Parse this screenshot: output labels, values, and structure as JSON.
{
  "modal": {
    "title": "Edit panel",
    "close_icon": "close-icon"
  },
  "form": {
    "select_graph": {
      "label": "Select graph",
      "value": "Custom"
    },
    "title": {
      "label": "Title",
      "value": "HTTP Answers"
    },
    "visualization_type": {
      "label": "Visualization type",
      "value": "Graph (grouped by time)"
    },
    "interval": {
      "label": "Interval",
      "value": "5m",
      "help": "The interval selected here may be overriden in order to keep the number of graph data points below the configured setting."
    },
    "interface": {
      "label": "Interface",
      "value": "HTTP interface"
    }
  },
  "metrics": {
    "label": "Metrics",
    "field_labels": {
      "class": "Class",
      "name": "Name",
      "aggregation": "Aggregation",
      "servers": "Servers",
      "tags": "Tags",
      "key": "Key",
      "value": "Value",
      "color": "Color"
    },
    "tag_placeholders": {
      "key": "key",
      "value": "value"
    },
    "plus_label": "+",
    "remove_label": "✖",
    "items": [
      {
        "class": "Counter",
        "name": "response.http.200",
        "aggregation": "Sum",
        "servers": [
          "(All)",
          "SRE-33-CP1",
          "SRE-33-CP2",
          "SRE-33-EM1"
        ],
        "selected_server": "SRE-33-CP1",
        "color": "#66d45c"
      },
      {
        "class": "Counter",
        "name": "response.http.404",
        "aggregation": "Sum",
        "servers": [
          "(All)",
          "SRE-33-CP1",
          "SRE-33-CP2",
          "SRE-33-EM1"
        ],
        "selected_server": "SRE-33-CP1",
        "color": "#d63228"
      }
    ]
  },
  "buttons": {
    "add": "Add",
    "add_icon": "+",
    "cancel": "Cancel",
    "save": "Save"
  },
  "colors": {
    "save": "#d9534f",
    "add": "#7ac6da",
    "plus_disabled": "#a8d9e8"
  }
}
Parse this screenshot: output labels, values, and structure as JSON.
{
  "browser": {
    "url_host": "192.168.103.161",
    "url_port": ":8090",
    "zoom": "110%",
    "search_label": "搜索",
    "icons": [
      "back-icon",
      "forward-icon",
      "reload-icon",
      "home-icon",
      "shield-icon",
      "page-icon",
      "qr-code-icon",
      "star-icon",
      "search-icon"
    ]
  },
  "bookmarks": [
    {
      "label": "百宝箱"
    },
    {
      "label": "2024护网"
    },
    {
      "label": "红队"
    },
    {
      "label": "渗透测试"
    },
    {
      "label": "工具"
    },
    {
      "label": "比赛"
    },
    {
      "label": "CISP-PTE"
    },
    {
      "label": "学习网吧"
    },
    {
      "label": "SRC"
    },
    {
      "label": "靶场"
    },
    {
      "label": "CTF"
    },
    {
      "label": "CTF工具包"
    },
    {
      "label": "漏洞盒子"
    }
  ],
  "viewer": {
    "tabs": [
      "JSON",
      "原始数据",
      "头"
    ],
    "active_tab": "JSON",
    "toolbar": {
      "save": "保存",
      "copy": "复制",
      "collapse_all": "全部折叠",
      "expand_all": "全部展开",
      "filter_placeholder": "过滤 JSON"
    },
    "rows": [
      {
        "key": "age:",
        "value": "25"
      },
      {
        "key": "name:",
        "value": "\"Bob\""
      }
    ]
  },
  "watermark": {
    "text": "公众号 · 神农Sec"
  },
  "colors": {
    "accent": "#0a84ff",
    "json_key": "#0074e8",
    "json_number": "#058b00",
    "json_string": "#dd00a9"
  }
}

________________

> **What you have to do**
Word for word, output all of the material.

> **Your solution**
Parse this screenshot: output labels, values, and structure as JSON.
{
  "modal": {
    "title": "Edit panel",
    "close_icon": "close-icon"
  },
  "form": {
    "select_graph": {
      "label": "Select graph",
      "value": "Custom"
    },
    "title": {
      "label": "Title",
      "value": "HTTP Answers"
    },
    "visualization_type": {
      "label": "Visualization type",
      "value": "Graph (grouped by time)"
    },
    "interval": {
      "label": "Interval",
      "value": "5m",
      "help": "The interval selected here may be overriden in order to keep the number of graph data points below the configured setting."
    },
    "interface": {
      "label": "Interface",
      "value": "HTTP interface"
    }
  },
  "metrics": {
    "label": "Metrics",
    "field_labels": {
      "class": "Class",
      "name": "Name",
      "aggregation": "Aggregation",
      "servers": "Servers",
      "tags": "Tags",
      "key": "Key",
      "value": "Value",
      "color": "Color"
    },
    "tag_placeholders": {
      "key": "key",
      "value": "value"
    },
    "plus_label": "+",
    "remove_label": "✖",
    "items": [
      {
        "class": "Counter",
        "name": "response.http.200",
        "aggregation": "Sum",
        "servers": [
          "(All)",
          "SRE-33-CP1",
          "SRE-33-CP2",
          "SRE-33-EM1"
        ],
        "selected_server": "SRE-33-CP1",
        "color": "#66d45c"
      },
      {
        "class": "Counter",
        "name": "response.http.404",
        "aggregation": "Sum",
        "servers": [
          "(All)",
          "SRE-33-CP1",
          "SRE-33-CP2",
          "SRE-33-EM1"
        ],
        "selected_server": "SRE-33-CP1",
        "color": "#d63228"
      }
    ]
  },
  "buttons": {
    "add": "Add",
    "add_icon": "+",
    "cancel": "Cancel",
    "save": "Save"
  },
  "colors": {
    "save": "#d9534f",
    "add": "#7ac6da",
    "plus_disabled": "#a8d9e8"
  }
}
Parse this screenshot: output labels, values, and structure as JSON.
{
  "browser": {
    "url_host": "192.168.103.161",
    "url_port": ":8090",
    "zoom": "110%",
    "search_label": "搜索",
    "icons": [
      "back-icon",
      "forward-icon",
      "reload-icon",
      "home-icon",
      "shield-icon",
      "page-icon",
      "qr-code-icon",
      "star-icon",
      "search-icon"
    ]
  },
  "bookmarks": [
    {
      "label": "百宝箱"
    },
    {
      "label": "2024护网"
    },
    {
      "label": "红队"
    },
    {
      "label": "渗透测试"
    },
    {
      "label": "工具"
    },
    {
      "label": "比赛"
    },
    {
      "label": "CISP-PTE"
    },
    {
      "label": "学习网吧"
    },
    {
      "label": "SRC"
    },
    {
      "label": "靶场"
    },
    {
      "label": "CTF"
    },
    {
      "label": "CTF工具包"
    },
    {
      "label": "漏洞盒子"
    }
  ],
  "viewer": {
    "tabs": [
      "JSON",
      "原始数据",
      "头"
    ],
    "active_tab": "JSON",
    "toolbar": {
      "save": "保存",
      "copy": "复制",
      "collapse_all": "全部折叠",
      "expand_all": "全部展开",
      "filter_placeholder": "过滤 JSON"
    },
    "rows": [
      {
        "key": "age:",
        "value": "25"
      },
      {
        "key": "name:",
        "value": "\"Bob\""
      }
    ]
  },
  "watermark": {
    "text": "公众号 · 神农Sec"
  },
  "colors": {
    "accent": "#0a84ff",
    "json_key": "#0074e8",
    "json_number": "#058b00",
    "json_string": "#dd00a9"
  }
}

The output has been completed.